WORK REQUEST: Copy each line in the data below that contains the word "document".

↓

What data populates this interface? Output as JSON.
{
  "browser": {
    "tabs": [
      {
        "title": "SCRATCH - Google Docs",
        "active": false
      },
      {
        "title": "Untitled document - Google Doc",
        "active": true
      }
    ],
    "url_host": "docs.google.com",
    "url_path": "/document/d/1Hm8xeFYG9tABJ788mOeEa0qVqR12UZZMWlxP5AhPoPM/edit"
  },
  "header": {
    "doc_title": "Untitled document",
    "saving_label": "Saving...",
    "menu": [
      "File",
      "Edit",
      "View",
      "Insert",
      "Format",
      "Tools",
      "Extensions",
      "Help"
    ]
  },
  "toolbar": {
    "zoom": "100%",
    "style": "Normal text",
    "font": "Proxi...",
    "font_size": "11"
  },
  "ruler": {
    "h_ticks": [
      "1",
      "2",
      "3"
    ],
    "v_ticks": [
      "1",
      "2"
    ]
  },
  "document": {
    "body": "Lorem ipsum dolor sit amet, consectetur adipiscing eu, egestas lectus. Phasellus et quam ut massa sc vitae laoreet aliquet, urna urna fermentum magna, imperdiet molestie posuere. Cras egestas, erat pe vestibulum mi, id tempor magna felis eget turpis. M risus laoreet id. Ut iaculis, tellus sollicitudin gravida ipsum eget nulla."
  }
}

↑

WRITTEN SOLUTION:
        "title": "Untitled document - Google Doc",
    "url_path": "/document/d/1Hm8xeFYG9tABJ788mOeEa0qVqR12UZZMWlxP5AhPoPM/edit"
    "doc_title": "Untitled document",
  "document": {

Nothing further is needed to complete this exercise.